A new study has emerged from China indicating that such a link between abortion and breast cancer not only exists, but that the risk rises with each abortion a woman has.
The study, titled “A meta-analysis of the association between induced abortion and breast cancer risk among Chinese females” was published this week in Cancer Causes and Control, a peer-reviewed international cancer journal.
the Breast Cancer Prevention Institute, called the findings a “real game changer” for deniers of the so-called ABC link.Dr. Joel Brind, professor of endocrinology at Baruch College, City University of New York and a director at
- The Abortion/Breast-Cancer link has not just been found in China.

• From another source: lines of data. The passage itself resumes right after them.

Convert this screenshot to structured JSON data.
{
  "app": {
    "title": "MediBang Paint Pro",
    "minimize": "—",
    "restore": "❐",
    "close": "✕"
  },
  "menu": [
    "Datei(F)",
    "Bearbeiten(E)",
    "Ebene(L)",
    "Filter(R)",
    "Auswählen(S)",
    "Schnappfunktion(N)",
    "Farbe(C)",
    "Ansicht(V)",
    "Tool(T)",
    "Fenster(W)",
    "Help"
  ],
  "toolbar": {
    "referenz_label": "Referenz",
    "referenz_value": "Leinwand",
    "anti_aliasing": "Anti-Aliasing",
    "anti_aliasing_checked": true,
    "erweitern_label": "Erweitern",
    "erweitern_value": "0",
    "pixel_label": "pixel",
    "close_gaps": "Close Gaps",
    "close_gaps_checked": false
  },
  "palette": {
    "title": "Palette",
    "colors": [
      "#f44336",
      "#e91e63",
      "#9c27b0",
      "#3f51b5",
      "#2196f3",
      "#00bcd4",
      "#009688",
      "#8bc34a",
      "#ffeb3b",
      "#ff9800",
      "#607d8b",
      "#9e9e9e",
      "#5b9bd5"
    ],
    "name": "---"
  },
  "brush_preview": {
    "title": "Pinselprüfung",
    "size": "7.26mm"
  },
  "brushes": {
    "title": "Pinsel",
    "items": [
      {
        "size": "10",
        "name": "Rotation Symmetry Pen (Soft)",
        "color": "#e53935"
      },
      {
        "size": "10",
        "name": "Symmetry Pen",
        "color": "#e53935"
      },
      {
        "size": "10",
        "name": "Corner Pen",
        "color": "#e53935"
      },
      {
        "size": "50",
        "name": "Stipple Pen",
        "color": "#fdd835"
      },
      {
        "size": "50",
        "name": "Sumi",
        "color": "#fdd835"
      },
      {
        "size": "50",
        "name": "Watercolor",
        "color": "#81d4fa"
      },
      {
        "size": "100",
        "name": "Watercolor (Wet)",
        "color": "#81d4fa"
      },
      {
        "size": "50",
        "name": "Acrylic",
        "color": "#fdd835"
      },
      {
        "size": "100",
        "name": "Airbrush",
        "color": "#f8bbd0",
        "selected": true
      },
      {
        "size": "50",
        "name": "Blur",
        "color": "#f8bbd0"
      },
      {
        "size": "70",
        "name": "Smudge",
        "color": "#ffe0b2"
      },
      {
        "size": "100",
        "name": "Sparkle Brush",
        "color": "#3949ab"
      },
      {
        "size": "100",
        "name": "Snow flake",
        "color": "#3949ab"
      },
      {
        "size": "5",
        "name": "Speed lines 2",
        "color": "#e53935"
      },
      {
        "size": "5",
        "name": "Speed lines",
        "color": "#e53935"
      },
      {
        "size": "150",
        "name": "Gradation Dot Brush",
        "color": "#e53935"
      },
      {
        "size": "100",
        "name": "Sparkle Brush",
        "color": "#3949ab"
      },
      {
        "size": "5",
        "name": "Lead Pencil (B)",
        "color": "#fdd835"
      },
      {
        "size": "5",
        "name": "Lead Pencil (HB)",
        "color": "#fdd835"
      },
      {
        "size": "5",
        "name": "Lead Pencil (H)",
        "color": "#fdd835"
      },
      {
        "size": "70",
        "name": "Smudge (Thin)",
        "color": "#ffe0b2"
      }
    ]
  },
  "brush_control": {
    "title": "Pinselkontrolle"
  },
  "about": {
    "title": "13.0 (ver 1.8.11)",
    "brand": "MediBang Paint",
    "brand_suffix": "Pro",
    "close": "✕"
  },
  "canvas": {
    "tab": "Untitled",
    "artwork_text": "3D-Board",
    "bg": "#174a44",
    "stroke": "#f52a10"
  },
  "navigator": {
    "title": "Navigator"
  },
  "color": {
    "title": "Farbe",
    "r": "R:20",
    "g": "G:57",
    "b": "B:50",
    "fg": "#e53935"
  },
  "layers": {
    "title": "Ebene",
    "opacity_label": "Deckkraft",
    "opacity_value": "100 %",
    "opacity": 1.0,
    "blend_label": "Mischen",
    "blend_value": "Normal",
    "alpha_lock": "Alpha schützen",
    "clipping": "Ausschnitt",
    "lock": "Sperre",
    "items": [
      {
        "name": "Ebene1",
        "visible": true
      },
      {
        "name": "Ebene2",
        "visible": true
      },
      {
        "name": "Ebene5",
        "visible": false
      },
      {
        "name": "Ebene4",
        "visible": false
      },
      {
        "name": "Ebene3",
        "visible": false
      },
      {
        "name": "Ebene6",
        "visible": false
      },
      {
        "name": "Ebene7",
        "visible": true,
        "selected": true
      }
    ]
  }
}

- India:A new study of women from India shows women who get an induced abortion are 626% more likely to have breast cancer compared with women who carry their pregnancies to term and have the baby. The study found women more likely to have breast cancer had “higher number of abortions.” This study follows closely after a bomshell meta-analysis of breast cancer studies found a 44% increased risk of contracting breast cancer for women who had abortions. “History of abortion was also found to be positively associated with the risk of breast cancer with 6.26 times higher risk in women having a history of abortion,” they concluded.
- Bangladesh: A similar study from Bangladesh published in the Journal of the Dhaka Medical College in April found that women with a history of induced abortion had a 20-fold increase in likelihood of developing breast cancer when compared to women with no such history.
- World-Wide: Studies in dozens of countries consistently report increase risk of breast cancer after abortion.
Ideology of “Safe” Abortion: There is tendency to ignore or deny inconvenient information which is especially strong when the subject is abortion. Documentation and public awareness of the negative effects of abortion poses a danger to Big Abortion, in the same way studies linking cigarettes to cancer posed a danger to Big Tobacco.
The first study linking cigarettes to lung cancer was published in 1928, and the first Surgeon General’s warning, without the support of the AMA, was announced in 1964. The Bradford- Hill epidemiologic criteria developed to evaluate causality, ultimately used to show the tobacco- lung cancer link in the 1960s, are the same criteria that support the ABC link.